Lancaster, for all of its nowhere charm is surprisingly easy to get to, an hour NW of Philly by train, which makes it just under three hours for me from Penn Station, or the foolhardy could attempt Lancaster regional airport. The hotel is a sort of grand monstrosity perhaps originating in the late ’60s/early ’70s but fighting the encroachment of disrepair and expansion simultaneously. A sea of beige-on-beige carpets and furnishings spider around unusual angles and half-floor wings that abruptly turn and dead-end. The con seems to be fighting a losing battle on the perks front, now no longer offering a continental breakfast or coffee to guests. We are not there for the amenities as such. And the hotel is parked in a suburban arm of Lancaster, swaddled in highway traffic and easy access to recognizable bad food choices within an easy commute by foot or car.

Perhaps to battle this, TravellerCon does a wonderful job trying to ignore the hotel with the same fervor as it’s received.
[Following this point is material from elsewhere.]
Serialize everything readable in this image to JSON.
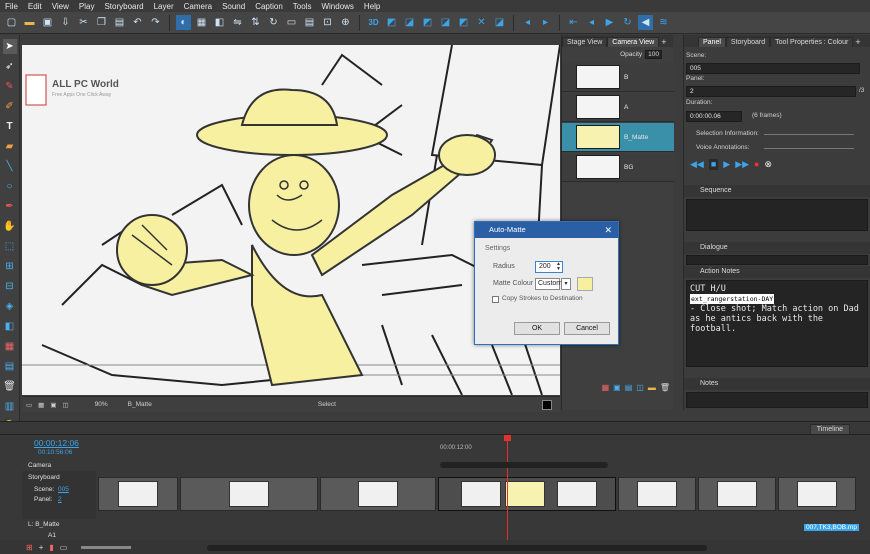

They offer a free pizza dinner on Friday night to those in attendance and do an excellent job running an in-room consession stand and there is always chilled water on hand. You’d be surprised at how often these little things are disregarded at larger and smaller cons. TravellerCon is big on the hospitality.
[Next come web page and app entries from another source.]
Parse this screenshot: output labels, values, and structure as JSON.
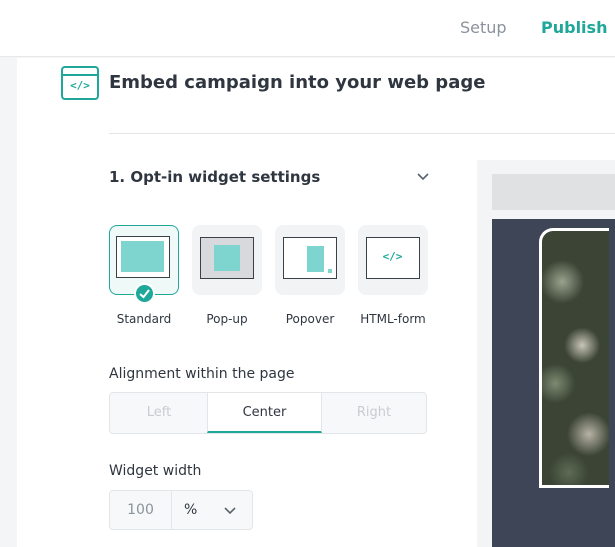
{
  "header": {
    "tabs": [
      {
        "label": "Setup",
        "active": false
      },
      {
        "label": "Publish",
        "active": true
      }
    ]
  },
  "panel": {
    "title": "Embed campaign into your web page",
    "icon": "code-embed-icon"
  },
  "widget_settings": {
    "section_title": "1. Opt-in widget settings",
    "types": [
      {
        "label": "Standard",
        "selected": true,
        "icon": "standard-layout-icon"
      },
      {
        "label": "Pop-up",
        "selected": false,
        "icon": "popup-layout-icon"
      },
      {
        "label": "Popover",
        "selected": false,
        "icon": "popover-layout-icon"
      },
      {
        "label": "HTML-form",
        "selected": false,
        "icon": "html-form-icon"
      }
    ],
    "alignment": {
      "label": "Alignment within the page",
      "options": [
        "Left",
        "Center",
        "Right"
      ],
      "selected": "Center"
    },
    "width": {
      "label": "Widget width",
      "value": "100",
      "unit": "%"
    }
  },
  "colors": {
    "accent": "#1fa79a",
    "text": "#2f3640",
    "muted": "#8a939c",
    "preview_bg": "#3e4556"
  }
}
And how is that? It’s smallish. But not tiny. This year and the visit from Marc pushed the Ballroom we were given to the limit. Often eight tables would be running at capacity across the three slots; with the exception of Saturday morning slot running 10 full tables.

It’s a loud room but not the worst. The low accoustic tile ceiling pulls its weight and keeps the Refs from yelling. Dotted around the back of the room and on the edges you’ll find a few tables of aging gamers selling product or by-product of 40 years of Traveller history.

TravellerCon was incredibly welcoming. My hosts went out of their way to introduce themselves. When announcements needed to be had they would wend their way to each table and make them in person. Intimate would be the wrong word, but maybe ‘familiar’. Perhaps this is just how people normally interact outside of city life? Anyway…

My days of wrangling three games a day for multiple days may be past me but that didn’t stop many of the fresh and worn faces dotting the happy mass. I was able to play two games of Classic Traveller and two games of MegaTraveller. Two great games and two uneven games. That’s not a bad ratio. I split my time between playing games with familiar players and refs; and randomly going into a new crowd with unknown playing styles and expectations–prospecting. With regard to the latter, one was a reskinned American Independence themed module penned and run by Adam Dray, and that was phenomenal. I also spent a lot of time gaming with Mel White who is just about everything you’d want in a ref no matter the system.

Many raced to get to some Sunday morning gaming, which is a rarity in most conventions. I had stayed out too late cavorting at the bar on Saturday night and could all but scoop myself up and Uber my way back to Amtrak. Curled up with a pocket full of gaming notes, I began to comb through pics I took from gaming sessions which even now as I write this was only a short time ago.

Among the pile of bar receipts, Traveller-themed note pads and a quick drawing of a six legged bear was an upended business card. I flipped it over and smiled. I'd forgotten that on just the previous night, Adam Dray had tapped me on the shoulder at the tail end of my evening session and handed me a black and red card. “What’s this?” I asked.

“Oh, yeah. Marc just made you a Duke.”

So, I’ve got that going for me now. Maybe I should give this Imperium-thing another chance.

PS. Travellercon attendee and backer, Mel White (of the ‘Virtual Play’ podcast) has uploaded all five games he ran at Travellercon. You can find the actual play audio links at: https://archive.org/details/TravellerconAcademy.